In his opening address at the first annual Disney fan convention, Iger's brief Marvel-related comments offered promise for the merger of the two behemoths. At a press conference later in the afternoon, Iger expanded on Disney's plans for Marvel and respect for the legacy they've already established.
1) Marvel stays Marvel. Paying homage to "The Mouse"'s tendency to water down material for its family audience, Iger addressed the big worry. "There will be no Disneyfication of Marvel," he said in a press conference. He added that Marvel will continue to work independently. "We plan to keep Marvel as an entity and to respect both the talent that is there, working as one, and also respect what Marvel is and what the essence of Marvel is."
2) It's all about story and character. Twice in his address, Iger referred to the characters and storytelling in the Marvel universe. Later, he added that the studio behind Captain Jack Sparrow and Donald Duck recognizes good fictional talent when they see it. "It's a business we're very familiar with," Iger said. "Well-known characters and weird stories and a product that transcends gender and age and geographic territories."
3) For now, no Tony Stark's Haunted Mansion. During his morning address, Iger touted the possibilities of Disney's global resources to expand and tie in with Marvel. Later, he specified that Disney will respect previous Marvel deals. For example, Universal theme parks currently run Marvel-themed rides. Also, studios like Fox and Sony still distribute franchises like X-Men and Spider-Man, respectively. "There are also some legacy agreements that Marvel has in a variety of ways, to the theme park with Universal, to the distribution of the live-action films," Iger said. "So until some of these things work their course, or until we get a better sense when the deal closes, there isn't much planning that can be done until we reach an agreement."

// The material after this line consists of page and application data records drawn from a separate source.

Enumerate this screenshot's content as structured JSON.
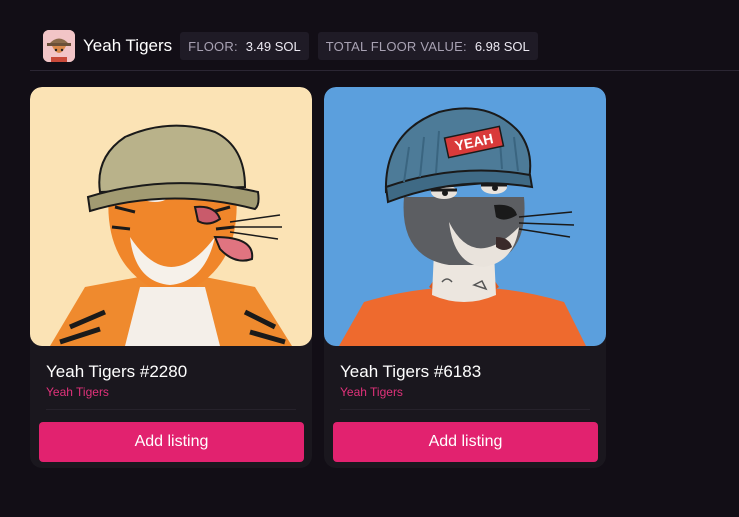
{
  "collection": {
    "name": "Yeah Tigers",
    "floor_label": "FLOOR:",
    "floor_value": "3.49 SOL",
    "total_floor_label": "TOTAL FLOOR VALUE:",
    "total_floor_value": "6.98 SOL"
  },
  "cards": [
    {
      "title": "Yeah Tigers #2280",
      "collection": "Yeah Tigers",
      "button_label": "Add listing",
      "background": "#fbe3b5"
    },
    {
      "title": "Yeah Tigers #6183",
      "collection": "Yeah Tigers",
      "button_label": "Add listing",
      "background": "#5b9fdd",
      "hat_text": "YEAH"
    }
  ],
  "colors": {
    "page_background": "#120e16",
    "accent": "#e2226f",
    "collection_link": "#e0327a"
  }
}
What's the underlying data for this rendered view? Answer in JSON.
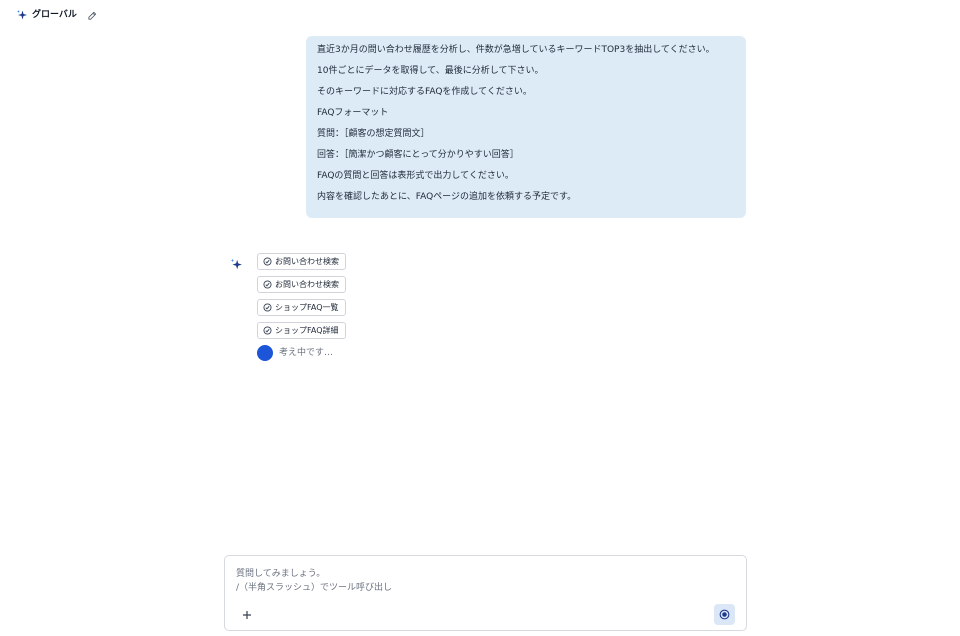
{
  "header": {
    "title": "グローバル"
  },
  "user_message": {
    "lines": [
      "直近3か月の問い合わせ履歴を分析し、件数が急増しているキーワードTOP3を抽出してください。",
      "10件ごとにデータを取得して、最後に分析して下さい。",
      "そのキーワードに対応するFAQを作成してください。",
      "FAQフォーマット",
      "質問：［顧客の想定質問文］",
      "回答：［簡潔かつ顧客にとって分かりやすい回答］",
      "FAQの質問と回答は表形式で出力してください。",
      "内容を確認したあとに、FAQページの追加を依頼する予定です。"
    ]
  },
  "assistant": {
    "tools": [
      "お問い合わせ検索",
      "お問い合わせ検索",
      "ショップFAQ一覧",
      "ショップFAQ詳細"
    ],
    "status": "考え中です…"
  },
  "composer": {
    "placeholder": "質問してみましょう。\n/（半角スラッシュ）でツール呼び出し"
  },
  "colors": {
    "bubble_bg": "#ddebf7",
    "accent": "#1d55d8"
  }
}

4) Pixar is paving the way for Marvel. Remember when Disney thought they could do without Pixar? They were going to make their own version of Toy Story 3 and everything. Then they realized that only Pixar is Pixar. Well, same with Marvel. Iger even brought in John Lasseter to help him make the case to Marvel. "There is a whole culture attached that was a huge part of their success, and I didn't want to do anything that messed with that culture," Iger said. "I had John Lasseter [talk to Marvel] with me and then without me, so that he could talk to them more about Disney. He gave them some perspective on that, and it was very positive."
5) As Hannah Montana says, "It's the best of both worlds." Rather than harp on potential conflicts, edgy subtext vs. lucrative merchandising, etc., Iger focused on the potential for pooling Marvel and Disney resources. They already travel the same ground in creating story and characters for movies, television, literature and more. "When you look at it as a part of the Walt Disney Co., the presence of Marvel is virtually in everything that we're in," Iger said. "You can expect that over time, that's what you will see. We became impressed with the talent of Marvel as we got to know them better."